Figure 2: Rainscreen cladding
The cladding comes in a variety of materials such as high-pressure laminates, zinc, stainless steel, copper and a range of metal composites, including those that contain aluminium and, in high-profile buildings, even titanium. Glass-reinforced plastics or concrete and compressed cement panels are among alternative claddings.
Another quick way to improve buildings is to fix insulation to the existing wall and then apply an acrylic render to it, which is available in a wide range of colours. Readers should be aware of safety concerns over such systems following the Grenfell Tower fire, however, and discuss these with their clients at the earliest opportunity.

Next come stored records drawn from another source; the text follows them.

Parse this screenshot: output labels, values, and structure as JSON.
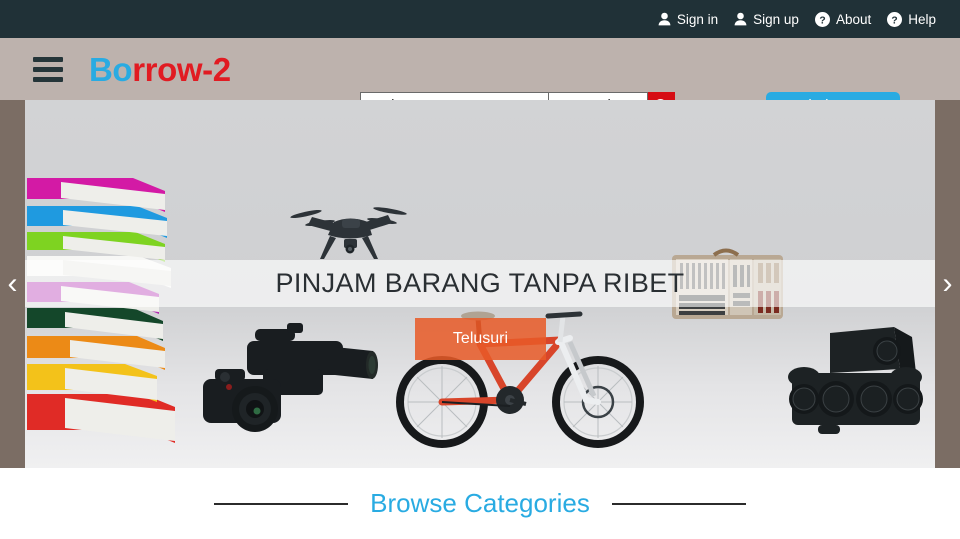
{
  "topbar": {
    "links": [
      {
        "label": "Sign in",
        "icon": "user-icon"
      },
      {
        "label": "Sign up",
        "icon": "user-icon"
      },
      {
        "label": "About",
        "icon": "question-circle-icon"
      },
      {
        "label": "Help",
        "icon": "question-circle-icon"
      }
    ],
    "background_color": "#203137"
  },
  "header": {
    "menu_icon": "hamburger-icon",
    "brand": {
      "part1": "Bo",
      "part2": "rrow-2",
      "color1": "#29abe2",
      "color2": "#e11b22"
    },
    "background_color": "#bdb2ad",
    "search": {
      "placeholder": "Cari....",
      "value": "",
      "category_label": "Kategori",
      "category_options": [
        "Kategori"
      ],
      "button_icon": "search-icon",
      "button_color": "#d60d14"
    },
    "add_button": {
      "label": "Tambah Barang",
      "color": "#29abe2"
    }
  },
  "carousel": {
    "title": "PINJAM BARANG TANPA RIBET",
    "cta_label": "Telusuri",
    "cta_color": "#e85b28",
    "prev_icon": "chevron-left-icon",
    "next_icon": "chevron-right-icon",
    "prev_label": "‹",
    "next_label": "›",
    "items": [
      "books",
      "drone",
      "camera",
      "bicycle",
      "toolcase",
      "speakers"
    ],
    "frame_color": "#7b6d64"
  },
  "browse": {
    "title": "Browse Categories",
    "title_color": "#29abe2"
  }
}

Aluminium composite material (ACM) cladding – not to be confused with the more common term asbestos-containing material, which has the same abbreviation – is a versatile product that has been around since the early 1970s and was used predominantly in low-rise constructions, typically at entrances and lobbies.
In recent years, it has been developed and used in high-profile properties such as the Marina Bay Sands Hotel in Singapore and high-rise offices and hotels in Dubai, among other locations.
ACM is essentially 2 thin skins of aluminium or other metal, bonded to a plastic core to form a relatively rigid sheet some 3–4mm thick. The sheet can be folded and shaped easily to form a cladding panel. The basic core material can be highly flammable, however, so it must be used with extreme caution, particularly on high-rise properties.
The insulation and cavity barriers behind it must also be selected and installed carefully to conform to the appropriate parts of Approved Document B. The system as a whole – the cladding, insulation, fixings and cavity barriers – must also comply with the requirements of BS 8414. The Department for Communities and Local Government’s guidance notes provide the latest information.
Readers should also be aware of the calls for cladding and the insulation behind them to be non-combustible. Although a system may satisfy current requirements, there is a public perception that fire safety in high-rise and high-risk buildings needs to be much greater, and this may affect the demand for and valuation of such properties in the future.
Both ACM and rainscreen cladding have limitations in terms of performance, but in the light of the Grenfell Tower fire, compliance with Approved Document B4 and, at worst, limited combustibility are among the most important requirements. Proper installation of cavity barriers, compartmentation and fire-stopping are likewise fundamental to compliance.
Since ACM is relatively light, flexible and of limited strength, the design and methods of installation must be considered carefully as well, to prevent it detaching during high winds, particularly in high-rise developments.
For a facade to perform throughout its design life and beyond, ensure good, thorough consultation at all stages of the procurement and installation processes.